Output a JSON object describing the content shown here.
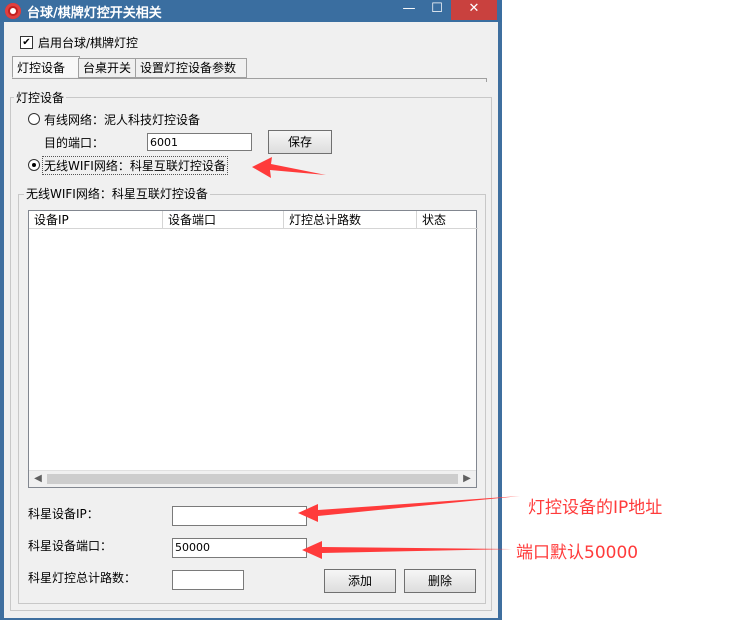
{
  "window": {
    "title": "台球/棋牌灯控开关相关",
    "minimize": "—",
    "maximize": "☐",
    "close": "✕"
  },
  "enable_checkbox": {
    "label": "启用台球/棋牌灯控",
    "checked": true
  },
  "tabs": [
    "灯控设备",
    "台桌开关",
    "设置灯控设备参数"
  ],
  "group_light": {
    "title": "灯控设备",
    "wired_radio": "有线网络：泥人科技灯控设备",
    "dest_port_label": "目的端口：",
    "dest_port_value": "6001",
    "save_button": "保存",
    "wifi_radio": "无线WIFI网络：科星互联灯控设备",
    "selected": "wifi"
  },
  "group_wifi": {
    "title": "无线WIFI网络：科星互联灯控设备",
    "columns": [
      "设备IP",
      "设备端口",
      "灯控总计路数",
      "状态"
    ],
    "rows": [],
    "kx_ip_label": "科星设备IP：",
    "kx_ip_value": "",
    "kx_port_label": "科星设备端口：",
    "kx_port_value": "50000",
    "kx_count_label": "科星灯控总计路数：",
    "kx_count_value": "",
    "add_button": "添加",
    "delete_button": "删除"
  },
  "annotations": {
    "ip_note": "灯控设备的IP地址",
    "port_note": "端口默认50000",
    "color": "#ff3b3b"
  },
  "colors": {
    "titlebar": "#3a6ea0",
    "close": "#c9413e",
    "panel": "#f0f0f0"
  }
}
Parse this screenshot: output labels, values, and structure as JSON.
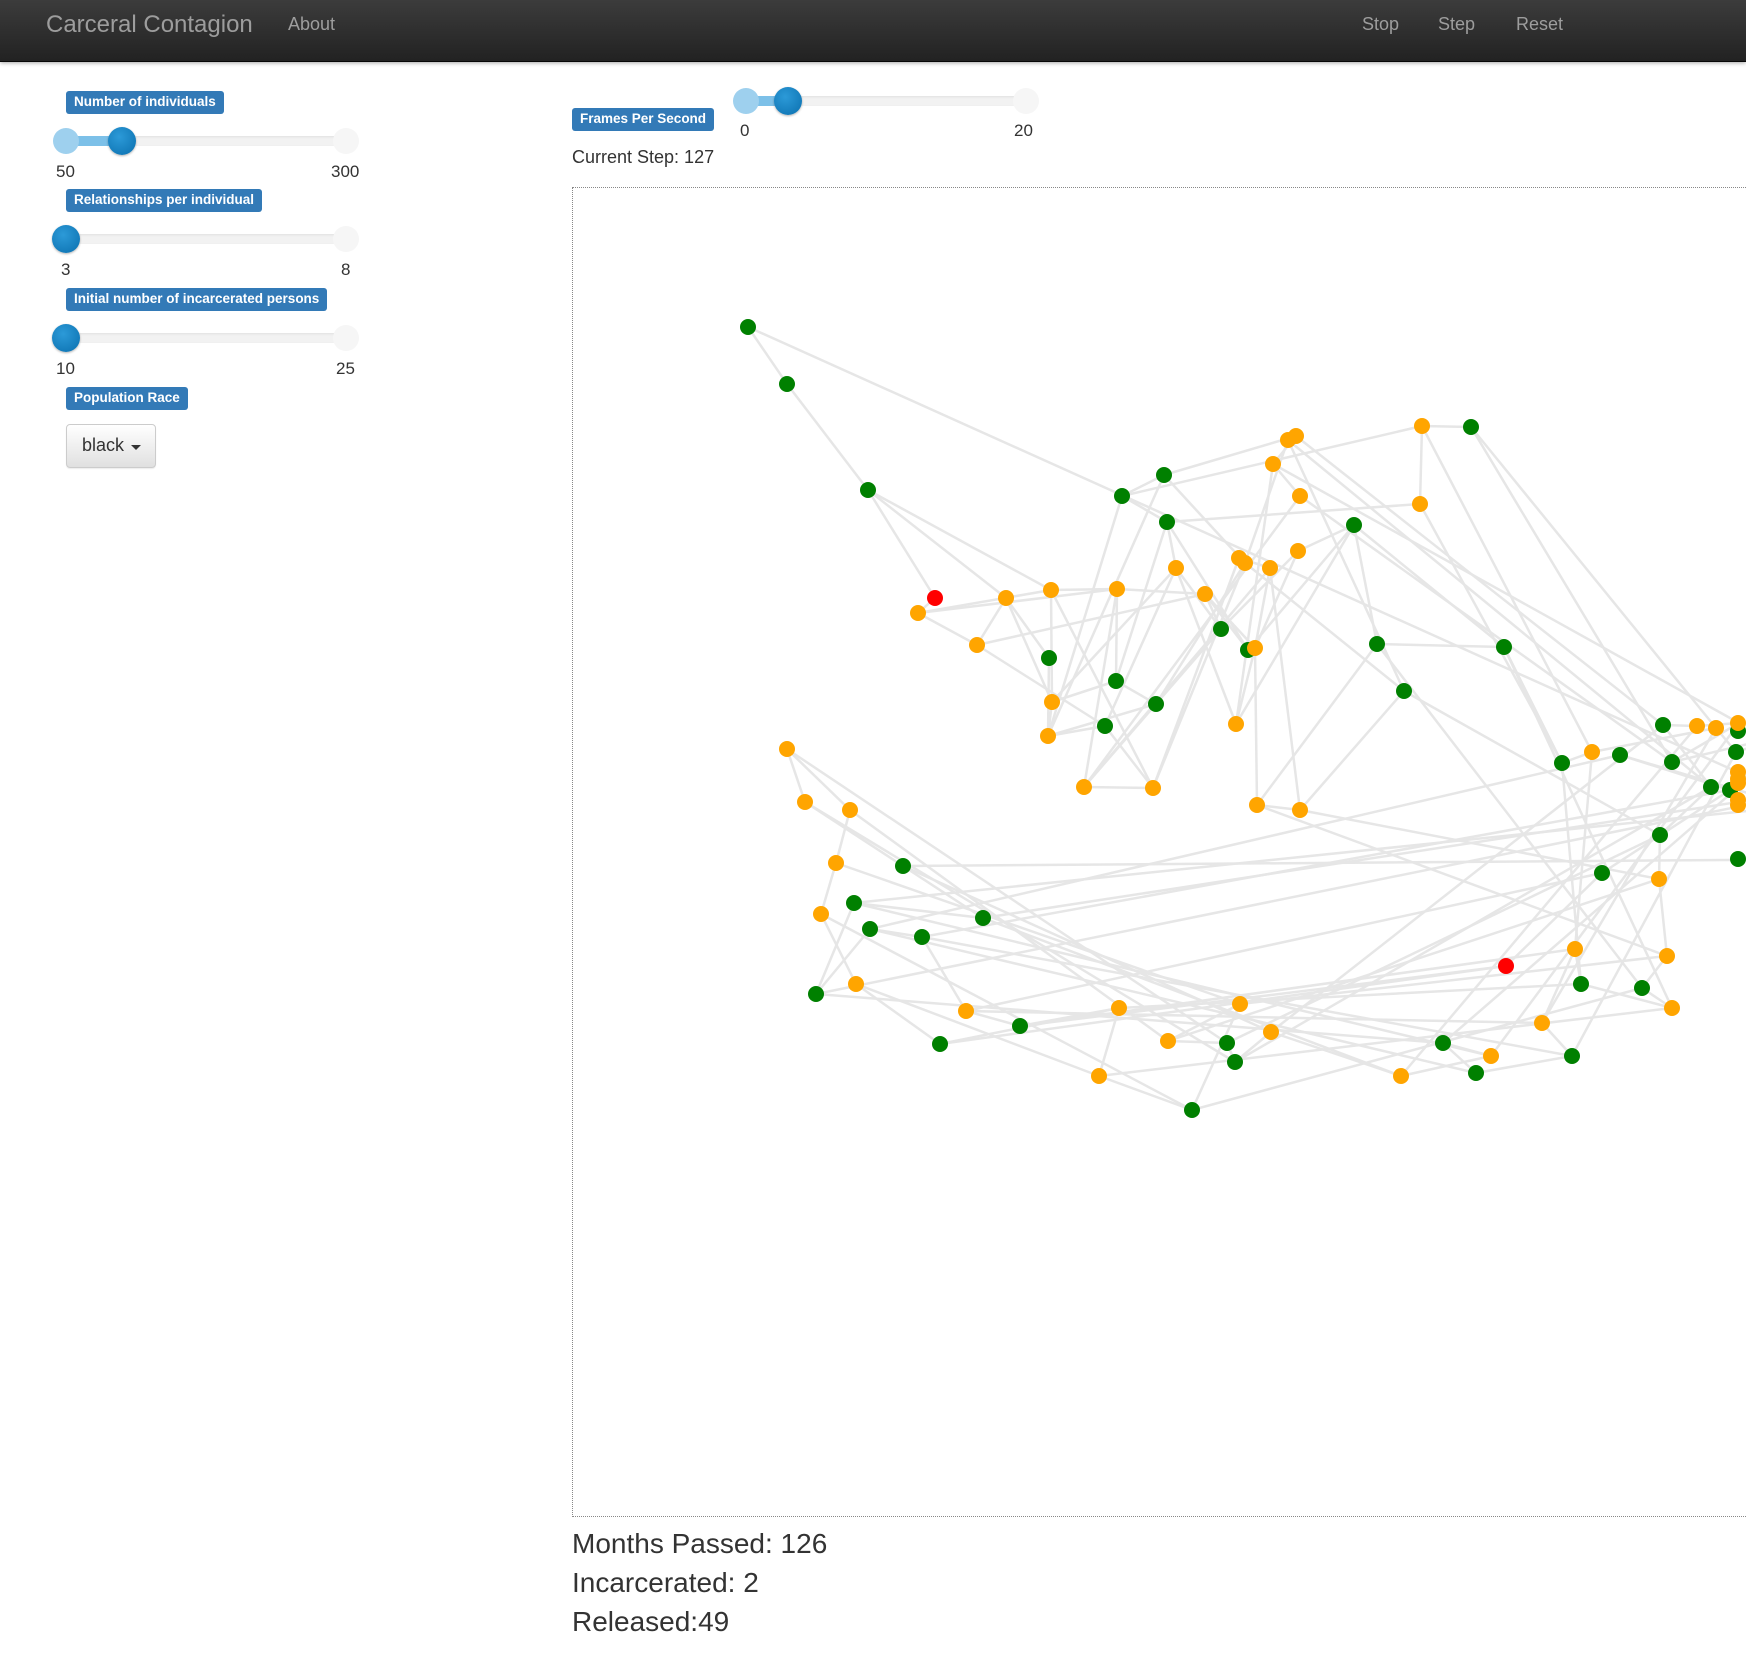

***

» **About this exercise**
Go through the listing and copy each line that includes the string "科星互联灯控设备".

» **Exercise output**
    "wifi_radio": "无线WIFI网络：科星互联灯控设备",
    "title": "无线WIFI网络：科星互联灯控设备",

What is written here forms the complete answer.